The Sri Lankan government on Wednesday warned the national cricket team to get fit in three months or get booted out.

The ultimatum came after the squad was found to be unfit for the series against Zimbabwe which starts Friday.

“No one has a satisfactory level of fitness, but I have made an exception this time,” sports minister Dayasiri Jayasekera said.

Players are selected by an independent panel for the national team, but the sports minister must give final approval before they can represent the country.

Jayasekera said no member of the 13-man squad met required international fitness standards and noted that high levels of injuries were due to poor endurance.

b’Malinga is under observation for poor fitness. AFP.xc2xa0′

Only two players — Dushmantha Chameera and Lahiru Madushanka – scored high marks in the “yo-yo” endurance test which is mainly running against the clock, a source familiar with the process told AFP. Three other fitness tests were also carried out.

Controversial fast bowler Lasith Malinga who weighs 80 kilos (176 pounds) failed one test, the source said, and barely scraped through the rest. He is officially under observation.

“Malinga has suffered recurring injuries partly because of the poor fitness,” the source said on condition of anonymity.

Malinga was slapped with a fine of 50 per cent of his match fee for Friday’s game and given a six-month suspended match-ban for comparing Jayasekera to a “monkey” and saying the minister knew nothing about cricket.

The Sri Lankan board held an inquiry after Malinga publicly lambasted Jayasekera who had said many players were too fat following their failure to reach the Champions Trophy semi-finals earlier this month.

The typical body fat amount for a cricketer was 16 percent, but most Sri Lankan players had over 26 percent, Jayasekera said.

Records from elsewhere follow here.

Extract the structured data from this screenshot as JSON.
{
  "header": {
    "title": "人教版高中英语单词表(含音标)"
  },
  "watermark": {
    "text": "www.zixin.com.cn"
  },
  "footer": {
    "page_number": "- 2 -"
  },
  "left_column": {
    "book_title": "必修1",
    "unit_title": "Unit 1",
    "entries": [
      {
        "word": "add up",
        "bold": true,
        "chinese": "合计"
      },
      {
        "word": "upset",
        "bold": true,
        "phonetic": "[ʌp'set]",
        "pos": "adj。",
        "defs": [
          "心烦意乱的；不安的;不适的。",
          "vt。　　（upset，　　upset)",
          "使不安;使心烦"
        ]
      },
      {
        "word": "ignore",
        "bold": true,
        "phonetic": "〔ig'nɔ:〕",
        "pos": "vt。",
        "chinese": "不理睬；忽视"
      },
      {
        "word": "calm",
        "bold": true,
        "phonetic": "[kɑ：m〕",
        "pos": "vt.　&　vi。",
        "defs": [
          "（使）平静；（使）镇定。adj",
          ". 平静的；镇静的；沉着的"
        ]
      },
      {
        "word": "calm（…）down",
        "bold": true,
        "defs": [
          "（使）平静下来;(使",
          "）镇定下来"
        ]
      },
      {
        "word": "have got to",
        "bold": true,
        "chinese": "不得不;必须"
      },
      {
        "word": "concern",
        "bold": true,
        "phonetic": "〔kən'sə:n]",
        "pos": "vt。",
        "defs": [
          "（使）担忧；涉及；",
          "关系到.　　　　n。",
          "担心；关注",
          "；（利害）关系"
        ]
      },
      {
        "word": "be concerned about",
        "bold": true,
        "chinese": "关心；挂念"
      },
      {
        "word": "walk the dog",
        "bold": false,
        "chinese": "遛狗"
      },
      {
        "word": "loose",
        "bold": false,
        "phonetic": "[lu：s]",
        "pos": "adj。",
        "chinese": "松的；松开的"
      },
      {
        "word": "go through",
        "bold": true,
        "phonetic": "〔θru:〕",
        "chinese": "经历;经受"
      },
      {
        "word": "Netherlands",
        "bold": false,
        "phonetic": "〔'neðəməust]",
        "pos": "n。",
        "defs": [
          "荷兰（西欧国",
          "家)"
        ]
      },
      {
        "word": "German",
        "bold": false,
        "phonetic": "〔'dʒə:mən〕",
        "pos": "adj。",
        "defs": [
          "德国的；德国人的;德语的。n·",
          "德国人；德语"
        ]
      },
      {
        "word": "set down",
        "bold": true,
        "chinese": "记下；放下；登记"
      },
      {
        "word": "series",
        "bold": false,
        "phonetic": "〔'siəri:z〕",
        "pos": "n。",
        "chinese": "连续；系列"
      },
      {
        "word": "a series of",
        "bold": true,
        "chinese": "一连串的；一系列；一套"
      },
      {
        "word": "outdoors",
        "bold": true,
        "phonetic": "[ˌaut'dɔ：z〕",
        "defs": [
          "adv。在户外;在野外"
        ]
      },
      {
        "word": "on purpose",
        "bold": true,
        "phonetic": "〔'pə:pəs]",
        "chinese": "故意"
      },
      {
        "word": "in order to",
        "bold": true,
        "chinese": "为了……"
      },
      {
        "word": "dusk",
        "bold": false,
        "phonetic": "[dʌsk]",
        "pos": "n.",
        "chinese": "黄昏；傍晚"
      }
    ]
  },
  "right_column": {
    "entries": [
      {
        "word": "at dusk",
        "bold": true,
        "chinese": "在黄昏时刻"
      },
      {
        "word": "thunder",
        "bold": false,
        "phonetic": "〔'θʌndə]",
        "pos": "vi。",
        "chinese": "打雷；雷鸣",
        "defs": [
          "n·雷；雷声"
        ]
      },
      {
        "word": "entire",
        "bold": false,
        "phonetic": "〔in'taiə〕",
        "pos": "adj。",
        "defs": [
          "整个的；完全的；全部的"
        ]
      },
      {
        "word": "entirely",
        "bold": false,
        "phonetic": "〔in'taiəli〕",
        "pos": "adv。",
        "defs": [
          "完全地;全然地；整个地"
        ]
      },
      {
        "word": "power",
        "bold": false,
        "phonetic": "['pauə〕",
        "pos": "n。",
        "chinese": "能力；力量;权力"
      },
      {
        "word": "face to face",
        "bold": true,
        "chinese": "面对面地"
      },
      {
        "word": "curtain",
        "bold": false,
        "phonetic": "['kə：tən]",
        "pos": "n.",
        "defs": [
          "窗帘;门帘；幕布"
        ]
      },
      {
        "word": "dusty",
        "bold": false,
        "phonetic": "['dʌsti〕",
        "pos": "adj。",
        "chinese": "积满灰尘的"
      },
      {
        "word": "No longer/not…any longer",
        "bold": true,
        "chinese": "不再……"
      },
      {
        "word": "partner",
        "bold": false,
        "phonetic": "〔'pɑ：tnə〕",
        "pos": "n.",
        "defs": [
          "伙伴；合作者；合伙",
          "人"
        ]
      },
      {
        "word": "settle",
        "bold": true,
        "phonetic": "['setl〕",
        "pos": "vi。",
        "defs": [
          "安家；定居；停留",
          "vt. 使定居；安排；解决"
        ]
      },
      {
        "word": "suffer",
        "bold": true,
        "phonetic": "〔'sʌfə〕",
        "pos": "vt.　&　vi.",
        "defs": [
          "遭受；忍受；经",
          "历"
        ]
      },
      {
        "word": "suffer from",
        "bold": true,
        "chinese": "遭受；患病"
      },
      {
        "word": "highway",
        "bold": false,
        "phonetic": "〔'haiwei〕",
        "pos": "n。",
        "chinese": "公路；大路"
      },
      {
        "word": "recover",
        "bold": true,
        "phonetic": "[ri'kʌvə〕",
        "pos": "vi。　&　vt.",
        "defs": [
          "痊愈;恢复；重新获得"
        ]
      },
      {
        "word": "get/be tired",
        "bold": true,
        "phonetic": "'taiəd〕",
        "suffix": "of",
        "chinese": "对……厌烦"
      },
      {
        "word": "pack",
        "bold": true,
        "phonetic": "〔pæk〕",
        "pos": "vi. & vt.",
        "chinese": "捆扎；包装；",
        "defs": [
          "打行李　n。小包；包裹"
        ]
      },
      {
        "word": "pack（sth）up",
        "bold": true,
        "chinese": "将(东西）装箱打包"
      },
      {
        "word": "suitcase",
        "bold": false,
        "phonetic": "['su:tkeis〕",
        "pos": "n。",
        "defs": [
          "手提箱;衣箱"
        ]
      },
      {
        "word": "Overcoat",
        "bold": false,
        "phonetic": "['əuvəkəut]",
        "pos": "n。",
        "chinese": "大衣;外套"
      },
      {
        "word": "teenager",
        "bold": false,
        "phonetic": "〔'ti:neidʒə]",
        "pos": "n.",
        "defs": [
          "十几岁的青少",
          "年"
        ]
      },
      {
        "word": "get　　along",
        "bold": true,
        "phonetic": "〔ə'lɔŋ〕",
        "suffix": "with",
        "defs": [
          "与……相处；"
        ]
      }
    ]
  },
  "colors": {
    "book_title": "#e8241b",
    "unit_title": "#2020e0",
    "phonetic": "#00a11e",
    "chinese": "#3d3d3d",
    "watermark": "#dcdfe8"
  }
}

He has warned any player with a body fat percentage over 16 will not be allowed to represent the country.

Sri Lanka Cricket announced Tuesday that Malinga had apologised and also pleaded guilty to violating his contract with the board which precludes players from making public statements.

Feature image: Reuters